SEC Rule 701 exempts companies below a $5 million threshold to offer securities as part of employees’ compensation without having to comply with federal securities registration requirements. Companies over the threshold must provide additional disclosure, creating a significant obstacle for companies that want to compensate their employees through equity or other securities such as stocks. However, this rule has not been adjusted since 1999. If the disclosure threshold had been adjusted for inflation, it would be almost $7.5 million today. By raising the threshold, more small businesses would be able to offer these incentives to their employees, and more employees would have an increased investment in the business that they work for.

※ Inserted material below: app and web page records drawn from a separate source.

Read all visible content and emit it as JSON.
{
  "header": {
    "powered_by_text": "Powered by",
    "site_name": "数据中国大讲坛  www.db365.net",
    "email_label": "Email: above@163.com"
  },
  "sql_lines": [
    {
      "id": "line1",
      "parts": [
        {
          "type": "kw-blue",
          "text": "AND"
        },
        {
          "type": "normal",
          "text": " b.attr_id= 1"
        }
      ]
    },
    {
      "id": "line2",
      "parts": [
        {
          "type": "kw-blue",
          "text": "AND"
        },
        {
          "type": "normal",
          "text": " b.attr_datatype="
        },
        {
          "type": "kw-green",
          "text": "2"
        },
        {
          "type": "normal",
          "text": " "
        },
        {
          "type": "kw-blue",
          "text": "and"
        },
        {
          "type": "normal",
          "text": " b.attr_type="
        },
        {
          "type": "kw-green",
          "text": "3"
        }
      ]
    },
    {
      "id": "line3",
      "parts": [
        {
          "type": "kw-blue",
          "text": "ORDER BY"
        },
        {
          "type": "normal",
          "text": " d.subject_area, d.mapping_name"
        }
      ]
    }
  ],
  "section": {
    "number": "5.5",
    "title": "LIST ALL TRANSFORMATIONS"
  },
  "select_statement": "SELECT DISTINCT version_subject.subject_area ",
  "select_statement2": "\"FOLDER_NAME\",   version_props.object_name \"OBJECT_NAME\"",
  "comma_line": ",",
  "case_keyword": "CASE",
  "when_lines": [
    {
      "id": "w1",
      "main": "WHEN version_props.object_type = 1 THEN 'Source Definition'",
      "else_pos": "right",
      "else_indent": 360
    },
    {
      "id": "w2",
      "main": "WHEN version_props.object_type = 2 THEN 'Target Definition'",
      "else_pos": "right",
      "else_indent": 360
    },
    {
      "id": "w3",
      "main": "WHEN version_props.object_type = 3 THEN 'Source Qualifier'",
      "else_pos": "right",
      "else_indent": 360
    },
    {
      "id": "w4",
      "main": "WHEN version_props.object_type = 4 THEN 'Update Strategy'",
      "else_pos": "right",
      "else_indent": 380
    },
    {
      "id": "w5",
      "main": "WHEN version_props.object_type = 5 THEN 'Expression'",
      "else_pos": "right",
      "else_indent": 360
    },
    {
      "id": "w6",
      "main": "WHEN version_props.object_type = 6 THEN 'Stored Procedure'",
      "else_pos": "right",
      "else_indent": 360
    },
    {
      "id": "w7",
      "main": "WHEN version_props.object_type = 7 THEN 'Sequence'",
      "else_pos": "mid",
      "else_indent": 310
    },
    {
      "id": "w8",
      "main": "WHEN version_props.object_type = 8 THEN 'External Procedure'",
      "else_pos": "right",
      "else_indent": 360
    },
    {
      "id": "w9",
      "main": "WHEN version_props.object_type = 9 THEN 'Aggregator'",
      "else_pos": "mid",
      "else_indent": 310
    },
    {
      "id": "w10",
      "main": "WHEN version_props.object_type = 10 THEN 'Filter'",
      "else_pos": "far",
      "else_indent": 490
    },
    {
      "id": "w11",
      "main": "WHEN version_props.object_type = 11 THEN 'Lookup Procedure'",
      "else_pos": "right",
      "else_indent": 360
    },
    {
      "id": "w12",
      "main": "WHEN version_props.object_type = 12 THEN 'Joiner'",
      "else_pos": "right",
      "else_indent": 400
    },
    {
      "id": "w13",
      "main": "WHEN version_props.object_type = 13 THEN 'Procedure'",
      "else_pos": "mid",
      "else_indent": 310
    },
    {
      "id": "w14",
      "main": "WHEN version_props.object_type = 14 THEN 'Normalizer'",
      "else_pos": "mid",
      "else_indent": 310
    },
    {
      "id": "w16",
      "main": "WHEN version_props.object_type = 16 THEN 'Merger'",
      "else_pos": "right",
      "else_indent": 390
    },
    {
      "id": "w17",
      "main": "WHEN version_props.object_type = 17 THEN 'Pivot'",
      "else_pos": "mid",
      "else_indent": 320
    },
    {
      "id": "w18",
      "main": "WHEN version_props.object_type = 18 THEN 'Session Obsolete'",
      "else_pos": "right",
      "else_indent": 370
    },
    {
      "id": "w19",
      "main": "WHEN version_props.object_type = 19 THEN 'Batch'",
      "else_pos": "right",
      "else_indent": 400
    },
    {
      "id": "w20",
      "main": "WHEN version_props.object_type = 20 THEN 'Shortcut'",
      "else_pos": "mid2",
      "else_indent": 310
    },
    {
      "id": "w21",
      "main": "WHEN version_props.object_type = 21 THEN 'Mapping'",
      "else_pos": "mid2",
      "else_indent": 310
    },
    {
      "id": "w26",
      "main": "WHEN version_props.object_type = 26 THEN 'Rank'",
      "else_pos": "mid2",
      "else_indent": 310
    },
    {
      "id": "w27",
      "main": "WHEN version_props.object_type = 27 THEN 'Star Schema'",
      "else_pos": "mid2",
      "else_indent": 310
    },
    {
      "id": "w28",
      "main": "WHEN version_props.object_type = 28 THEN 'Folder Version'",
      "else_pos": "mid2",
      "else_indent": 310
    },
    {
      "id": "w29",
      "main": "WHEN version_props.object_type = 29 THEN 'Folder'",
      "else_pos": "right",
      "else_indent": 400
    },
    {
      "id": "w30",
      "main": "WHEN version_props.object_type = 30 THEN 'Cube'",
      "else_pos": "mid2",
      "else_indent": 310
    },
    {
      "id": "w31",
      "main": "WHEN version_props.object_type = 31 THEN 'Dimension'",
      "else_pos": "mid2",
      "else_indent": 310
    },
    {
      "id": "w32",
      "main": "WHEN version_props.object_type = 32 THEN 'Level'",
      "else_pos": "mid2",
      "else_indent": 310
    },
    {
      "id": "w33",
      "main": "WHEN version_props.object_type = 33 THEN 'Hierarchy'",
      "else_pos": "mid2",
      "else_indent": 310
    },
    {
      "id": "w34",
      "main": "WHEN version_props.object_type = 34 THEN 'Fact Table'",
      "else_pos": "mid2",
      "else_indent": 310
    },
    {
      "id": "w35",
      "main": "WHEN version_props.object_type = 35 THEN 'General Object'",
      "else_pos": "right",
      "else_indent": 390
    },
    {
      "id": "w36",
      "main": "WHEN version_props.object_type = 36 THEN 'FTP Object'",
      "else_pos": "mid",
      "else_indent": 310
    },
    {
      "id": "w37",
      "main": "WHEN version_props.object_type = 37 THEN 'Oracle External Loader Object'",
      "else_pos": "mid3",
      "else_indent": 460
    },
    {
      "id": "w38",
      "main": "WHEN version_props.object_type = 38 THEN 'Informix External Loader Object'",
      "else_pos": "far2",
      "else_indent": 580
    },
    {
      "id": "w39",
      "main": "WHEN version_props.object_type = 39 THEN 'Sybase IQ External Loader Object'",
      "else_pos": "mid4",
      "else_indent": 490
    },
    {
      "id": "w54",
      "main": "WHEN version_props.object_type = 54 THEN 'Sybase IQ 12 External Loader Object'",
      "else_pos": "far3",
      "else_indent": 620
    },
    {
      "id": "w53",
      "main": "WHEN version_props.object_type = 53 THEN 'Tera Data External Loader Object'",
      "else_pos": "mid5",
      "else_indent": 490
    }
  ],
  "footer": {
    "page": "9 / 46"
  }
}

Congressman Zeldin said, “The Encouraging Employee Ownership Act of 2017 is bipartisan legislation that will help small businesses grow and expand, encouraging job creation and economic growth, by allowing companies to retain their employees through incentives. By reforming the outdated rule, we can remove outdated barriers to capital formation and job creation imposed on small businesses and start-ups that are driving America’s innovation economy. On Long Island and nationwide, entrepreneurs who have the next great invention or idea are struggling to gain access to capital. By regulating small start-up ventures as if they are large publically traded companies, the SEC is imposing an unnecessary mound of paperwork on start-ups. Start-up ventures can reward hardworking employees by giving them direct ownership while the business continues to grow by offering their employees a stake in the company through equity and other forms of deferred compensation. The Security and Exchange Commission (SEC) rule governing these compensation plans haven’t been updated since 1999. Instead of keeping in place burdensome compliance and reporting requirements, we should be encouraging businesses and entrepreneurs to expand and create more good paying private sector jobs. We see the insidious effect of this ‘compliance tax’ placing a drain on our economy because it diverts the resources and human capital of entrepreneurs away from expansion and job creation. This Congress, we have an opportunity through bipartisan reforms like this legislation to reverse that troubling trend, by removing the regulatory burdens that harm the economy, consumers, and prospects for job growth."